|Water Margin character|
|Nickname||"Living King Yama"
|Rank||31st, Defeat Star (天敗星) of the 36 Heavenly Spirits|
|Navy leader of Liangshan|
|Ancestral home / Place of origin||Shijie Village (in present-day Liangshan County, Jining, Shandong)|
|First appearance||Chapter 15|
Ruan Xiaoqi, also known as Ruan the Seventh, is a fictional character in Water Margin, one of the Four Great Classical Novels of Chinese literature. He ranks 31st of the 36 Heavenly Spirits of the 108 Liangshan heroes and is nicknamed "Living King Yama".
The novel describes Ruan Xiaoqi as a man with an unusual appearance. He has bulging eyes, pale yellow whiskers and dark patches on his skin that makes him seem as though he is a bronze statue. He bears a resemblance to King Yama, the ruler of Hell in Chinese mythology, and is thus nicknamed "Living King Yama".
Ruan Xiaoqi is the youngest of the three Ruan brothers (Ruan Xiaoer, Ruan Xiaowu and himself). The brothers live in Shijie Village (石碣村; in present-day Liangshan County, Jining, Shandong), where they earn a living by fishing and trading illegally on the river. The brothers are powerful swimmers. Ruan Xiaoqi enjoys gambling and spends all his money most of the time. He is also known to be very direct in speech and impatient.
Becoming an outlaw
Wu Yong succeeds in persuading the Ruan brothers to join Chao Gai, himself, Gongsun Sheng and Liu Tang to rob the convoy of birthday gifts for the Imperial Tutor, Cai Jing. The government orders the arrest of the seven men after the incident and they flee to Liangshan Marsh for refuge.
Wang Lun, the incompetent and selfish leader of the outlaws, refuses to allow Chao Gai and company to join the band and tries to send them away with gifts. Wu Yong instigates Lin Chong to kill Wang Lun, and then Chao Gai then succeeds Wang as chief of Liangshan. Ruan Xiaoqi takes the eight position of leadership among all the leaders. He is appointed as one of the leaders of the Liangshan navy for his expertise in naval warfare.
Ruan Xiaoqi participates in the subsequent battles against the enemies of Liangshan. During the battle with imperial forces led by Guan Sheng, Ruan Xiaoqi attempts to sneak into the enemy camp to rescue the captured Zhang Heng but fails and he is also caught as well.

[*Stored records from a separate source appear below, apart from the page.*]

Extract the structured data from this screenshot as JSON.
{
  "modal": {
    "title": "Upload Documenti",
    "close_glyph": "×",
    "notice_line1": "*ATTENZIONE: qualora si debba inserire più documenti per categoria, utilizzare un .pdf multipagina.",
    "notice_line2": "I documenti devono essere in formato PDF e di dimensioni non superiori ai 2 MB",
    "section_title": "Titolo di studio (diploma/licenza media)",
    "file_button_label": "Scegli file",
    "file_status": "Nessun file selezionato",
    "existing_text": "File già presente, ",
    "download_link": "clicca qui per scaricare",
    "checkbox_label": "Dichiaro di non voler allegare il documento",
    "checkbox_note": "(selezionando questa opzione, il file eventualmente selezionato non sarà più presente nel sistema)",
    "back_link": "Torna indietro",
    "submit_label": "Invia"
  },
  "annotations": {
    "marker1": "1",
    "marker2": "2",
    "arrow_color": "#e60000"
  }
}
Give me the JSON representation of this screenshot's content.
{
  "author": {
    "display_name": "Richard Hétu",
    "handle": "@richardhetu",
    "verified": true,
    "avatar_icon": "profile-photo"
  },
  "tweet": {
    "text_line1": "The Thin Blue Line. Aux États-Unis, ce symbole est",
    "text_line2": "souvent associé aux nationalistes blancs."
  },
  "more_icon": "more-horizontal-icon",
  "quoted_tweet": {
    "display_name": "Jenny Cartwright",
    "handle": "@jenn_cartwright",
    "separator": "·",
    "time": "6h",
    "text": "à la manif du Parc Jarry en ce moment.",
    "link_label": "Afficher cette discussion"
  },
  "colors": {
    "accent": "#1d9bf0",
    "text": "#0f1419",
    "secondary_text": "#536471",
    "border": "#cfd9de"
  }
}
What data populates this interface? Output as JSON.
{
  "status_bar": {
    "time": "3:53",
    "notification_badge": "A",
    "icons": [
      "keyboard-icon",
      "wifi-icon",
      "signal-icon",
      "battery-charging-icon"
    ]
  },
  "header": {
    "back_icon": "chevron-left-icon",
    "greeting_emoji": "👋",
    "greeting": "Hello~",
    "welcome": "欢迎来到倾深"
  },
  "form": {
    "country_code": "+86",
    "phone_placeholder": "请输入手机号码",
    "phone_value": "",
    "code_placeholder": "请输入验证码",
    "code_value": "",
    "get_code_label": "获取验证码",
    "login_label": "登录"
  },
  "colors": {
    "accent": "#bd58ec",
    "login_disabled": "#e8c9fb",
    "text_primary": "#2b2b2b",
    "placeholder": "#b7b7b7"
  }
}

He is released after Guan Sheng surrenders and joins Liangshan.
Campaigns and death
After the outlaws have been granted amnesty by Emperor Huizong, Ruan Xiaoqi follows them on their campaigns against the Liao invaders and rebel forces. His brothers are not as lucky as him as they perished during the final campaign against the rebel leader Fang La. Ruan Xiaoqi dons Fang La's crown and robes in excitement after the victory over Fang's forces.
When the surviving Liangshan forces return to the capital to report their victory, the emperor is pleased and rewards the heroes by offering them official posts. When Ruan Xiaoqi is about to receive his appointment, Gao Qiu and Cai Jing report him to the emperor and claim that he had committed an act of treason earlier by wearing the garments of a pretender to the throne of the Song Empire. Ruan Xiaoqi is dismissed from office and demoted to the rank of a commoner after the emperor shows leniency. He goes home and leads a happy life until his death at the age of 70.
- (Chinese) Li, Mengxia. 108 Heroes from the Water Margin, page 63. EPB Publishers Pte Ltd, 1992. ISBN 9971-0-0252-3.
- Buck, Pearl. All Men are Brothers. Moyer Bell Ltd, 2006. ISBN 9781559213035.
- Zhang, Lin Ching. Biographies of Characters in Water Margin. Writers Publishing House, 2009. ISBN 978-7506344784.
- Shibusawa, Kou. Bandit Kings of Ancient China, page 95. KOEI, 1989.
- (Japanese) Ichisada, Miyazaki. Suikoden: Kyoko no naka no Shijitsu. Chuo Koronsha, 1993. ISBN 978-4122020559.
- Miyamotois, Yoko. Water Margin: Chinese Robin Hood and His Bandits.
- Keffer, David. Outlaws of the Marsh.